The information session was aimed at promoting awareness of Islamic financial markets in Korea where there is reportedly a high level of interest among corporates and in the government for sukuk issuance. Under the current regulatory regime, Islamic products cannot be issued in Korea, but the Korean Financial Supervisory Commission is expected to make the necessary amendments to the country's tax code and capital markets act to allow Islamic issuance by the end of this year.
"We are confident that the Malaysian and Korean authorities, as well as KRX and Bursa Malaysia, would be able to leverage on our respective strengths in the establishment of an Islamic capital market in Korea," said Yusli Mohamed Yusoff, chief executive of Bursa Malaysia.
Sukuk comply with Islamic religious principles, which means they can pay out profits or rents but not coupon interest rates. In the first seven months of the year, there was $9.3 billion worth of issuance globally, of which 81%, or $7.6 billion, was in Malaysia.
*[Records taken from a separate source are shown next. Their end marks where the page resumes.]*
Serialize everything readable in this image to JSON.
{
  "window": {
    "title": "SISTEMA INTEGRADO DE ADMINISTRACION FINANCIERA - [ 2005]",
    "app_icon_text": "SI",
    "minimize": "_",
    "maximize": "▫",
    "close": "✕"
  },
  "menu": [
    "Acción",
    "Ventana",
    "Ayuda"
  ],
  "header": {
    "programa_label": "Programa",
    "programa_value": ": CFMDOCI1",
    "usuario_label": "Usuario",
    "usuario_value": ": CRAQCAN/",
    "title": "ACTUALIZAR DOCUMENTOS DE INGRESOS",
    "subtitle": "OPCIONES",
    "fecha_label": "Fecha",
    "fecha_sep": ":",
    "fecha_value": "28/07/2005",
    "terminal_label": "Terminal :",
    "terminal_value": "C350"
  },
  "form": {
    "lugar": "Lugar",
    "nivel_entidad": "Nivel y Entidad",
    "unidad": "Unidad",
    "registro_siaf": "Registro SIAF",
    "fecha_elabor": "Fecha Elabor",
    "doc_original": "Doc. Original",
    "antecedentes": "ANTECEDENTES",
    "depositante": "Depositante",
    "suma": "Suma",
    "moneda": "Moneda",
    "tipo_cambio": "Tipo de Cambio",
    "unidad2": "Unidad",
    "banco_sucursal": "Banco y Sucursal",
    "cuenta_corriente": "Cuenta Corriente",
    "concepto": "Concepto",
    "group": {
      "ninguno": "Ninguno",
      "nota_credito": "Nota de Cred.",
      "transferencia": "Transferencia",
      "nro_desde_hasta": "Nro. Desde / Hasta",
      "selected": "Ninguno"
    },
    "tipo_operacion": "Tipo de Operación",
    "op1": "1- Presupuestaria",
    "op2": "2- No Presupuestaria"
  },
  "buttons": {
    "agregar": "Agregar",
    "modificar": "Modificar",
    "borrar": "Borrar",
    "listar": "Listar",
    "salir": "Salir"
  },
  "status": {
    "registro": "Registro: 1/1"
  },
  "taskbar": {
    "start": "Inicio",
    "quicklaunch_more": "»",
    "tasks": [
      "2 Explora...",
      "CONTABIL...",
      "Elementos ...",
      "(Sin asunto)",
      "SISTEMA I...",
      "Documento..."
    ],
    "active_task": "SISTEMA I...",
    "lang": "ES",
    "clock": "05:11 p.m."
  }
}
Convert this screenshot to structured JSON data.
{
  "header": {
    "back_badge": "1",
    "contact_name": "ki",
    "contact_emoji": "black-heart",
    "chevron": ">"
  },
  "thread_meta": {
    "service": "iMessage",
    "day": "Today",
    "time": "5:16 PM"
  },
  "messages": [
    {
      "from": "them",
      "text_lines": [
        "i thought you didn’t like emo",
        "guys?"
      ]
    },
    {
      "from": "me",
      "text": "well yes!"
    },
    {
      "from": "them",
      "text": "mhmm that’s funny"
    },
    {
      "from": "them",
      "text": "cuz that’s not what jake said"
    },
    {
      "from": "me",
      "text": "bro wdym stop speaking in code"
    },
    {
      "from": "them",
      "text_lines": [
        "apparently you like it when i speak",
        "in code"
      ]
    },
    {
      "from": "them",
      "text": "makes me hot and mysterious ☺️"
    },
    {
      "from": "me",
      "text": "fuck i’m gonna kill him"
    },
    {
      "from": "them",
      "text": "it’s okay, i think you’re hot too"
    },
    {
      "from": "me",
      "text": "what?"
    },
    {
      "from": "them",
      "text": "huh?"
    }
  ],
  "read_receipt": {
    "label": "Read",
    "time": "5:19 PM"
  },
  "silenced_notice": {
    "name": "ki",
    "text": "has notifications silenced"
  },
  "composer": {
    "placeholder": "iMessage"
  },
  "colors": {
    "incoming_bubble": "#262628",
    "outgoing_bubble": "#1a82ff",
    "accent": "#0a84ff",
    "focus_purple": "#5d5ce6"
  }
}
"The Korean sovereign wants to issue a sukuk and the country's corporates are already preparing," said Raja Teh Maimunah, global head of Islamic markets at Bursa Malaysia. "They just have to wait for the laws to come through."
She would not identify any of the companies preparing to issue sukuk but said: "Korean corporates have opened their minds; [they] know what [Islamic finance] is all about and have identified it as a market they want to tap."
Maimunah cited Petronas's $1.5 billion sukuk this August as an example of Asian demand for Islamic products. She indicated that 60% of the subscribers for that bond, which was part of a two-tranche offering that also included a $3 billion conventional bond, came from Asia.
The conference in Seoul was part of the Malaysia International Islamic Finance Centre's (MIFC) drive to internationalise the country's Islamic finance capabilities among Asian issuers. While wanting to attract more foreign issuers to Malaysia, the centre identifies that having multiple Islamic capital markets in Asia-Pacific will benefit the industry as a whole.
"What we offer is a platform for Korean issuers to issue non-ringgit sukuk in Malaysia," said Maimunah. "But we want those issuers to be able to issue in Malaysia and Korea."
When asked "why Korea?", she cited the country's high number of global brands, deep capital markets and "first-world" status. "Most importantly, the government is a driver," explained Maimunah. "Korea can be the next cradle for sukuk."
The MIFC has also worked with regulators in Hong Kong to build an Islamic capital market there.
Looking ahead, Maimunah and other market participants in Malaysia expect the country to continue to court foreign issuers. This summer Bursa Malaysia inaugurated non-ringgit denominated trading and settlement as part of its move to become more international.
"The next stage [for Malaysia's Islamic capital market] is to go international," said Muhammed Ibrahim, assistant governor at Bank Negara Malaysia, the country's central bank.